Two sizes of ripples are evident in this December 13th, 2015, view of a top of a Martian sand dune, from NASA’s Curiosity Mars rover. Sand dunes and the smaller type of ripples also exist on Earth. Credit: NASA

Two sizes of ripples are evident in this December 13th, 2015, view of a top of a Martian sand dune, from NASA’s Curiosity Mars rover. Sand dunes and the smaller type of ripples also exist on Earth. Credit: NASA
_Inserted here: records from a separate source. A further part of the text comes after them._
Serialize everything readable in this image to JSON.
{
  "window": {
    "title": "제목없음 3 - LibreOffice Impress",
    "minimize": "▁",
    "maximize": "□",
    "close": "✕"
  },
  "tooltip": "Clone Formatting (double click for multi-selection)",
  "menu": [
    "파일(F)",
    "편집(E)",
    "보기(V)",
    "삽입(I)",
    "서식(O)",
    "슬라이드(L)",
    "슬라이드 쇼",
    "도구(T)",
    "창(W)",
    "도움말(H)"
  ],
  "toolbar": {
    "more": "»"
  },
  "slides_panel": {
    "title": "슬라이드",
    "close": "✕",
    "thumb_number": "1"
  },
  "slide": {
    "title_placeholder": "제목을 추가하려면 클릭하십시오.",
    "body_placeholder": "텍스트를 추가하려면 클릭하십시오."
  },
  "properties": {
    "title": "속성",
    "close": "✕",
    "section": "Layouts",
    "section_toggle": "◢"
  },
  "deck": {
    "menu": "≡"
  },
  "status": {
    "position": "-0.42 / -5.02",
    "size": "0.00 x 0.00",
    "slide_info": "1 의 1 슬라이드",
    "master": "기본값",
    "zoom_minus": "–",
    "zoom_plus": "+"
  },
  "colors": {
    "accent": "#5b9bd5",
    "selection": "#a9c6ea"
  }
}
Eventually, Curiosity Rover’s wheels touched the Bagnold Dunes on the northwestern flank of Mars’ Mount Sharp. Immediately, NASA researchers back on Earth who studied the new footage found the crest lines of the meter-sized ripples are sinuous. This means Mars’ sand ripples are not at all like the impact ripples seen on Earth, but more like those that form under moving water. Even more amazingly, superimposed on these larger ripples were smaller ripples about the same size and shape as Earth’s impact ripples.

NASA concludes that these meter-sized ripples were built by Martian wind dragging the sand particles akin to how flowing water drags sand particles on Earth. In other words, that’s a totally different mechanism that anything we’ve seen on Earth.

“The size of these ripples is related to the density of the fluid moving the grains, and that fluid is the Martian atmosphere,” he said. “We think Mars had a thicker atmosphere in the past that might have formed smaller wind-drag ripples or even have prevented their formation altogether. Thus, the size of preserved wind-drag ripples, where found in Martian sandstones, may have recorded the thinning of the atmosphere.”

These latest findings investigate modern dunes, but sand ripples preserved in sandstone dating from more than 3 billion years ago were previously investigated by NASA’s Curiosity and Opportunity rovers. Wind-drag ripples about the same size as the ones found at Bagnold Dunes were found, which fits the current narrative that suggests Mars lost its original atmosphere in the planet’s early history. But despite Mars looks nothing like it used to, it still bears many similar features to those found on Earth.

“During our visit to the active Bagnold Dunes, you might almost forget you’re on Mars, given how similar the sand behaves in spite of the different gravity and atmosphere. But these mid-sized ripples are a reminder that those differences can surprise us,” said Curiosity Project Scientist Ashwin Vasavada, of NASA’s Jet Propulsion Laboratory in Pasadena.



No, there’s no “dark lady” on Mars – just stop it

Social media is abuzz *again* with stories about a dark lady figure being spotted on Mars by the Curiosity Rover. Conspiracists are all over it, and many dubious media publications are “analyzing” it. Long story short, it’s all hogwash.

Image via NASA/JPL

Instead of appreciating and admiring the fact that we have  a rover on another planet taking pictures and sending them back to Earth, people are trying to see stuff where stuff simply isn’t. In the image above, people think they see a lady figure. Don’t see it? Let’s try again.

Image via NASA/JPL

Yeah, it kinda, maybe, does look like a lady figure, but you know what else might look like a lady figure? Random rocks in a black and white picture. It’s just like that time people thought hey saw a crab walking on Mars – we tend to see patterns in everything, and some people are quick to jump the gun and made ludicrous statements.

Just as a minor sidenote, judging by the scale of that picture, the “lady” would only be about 10 cm high, about as big as a vodka shot.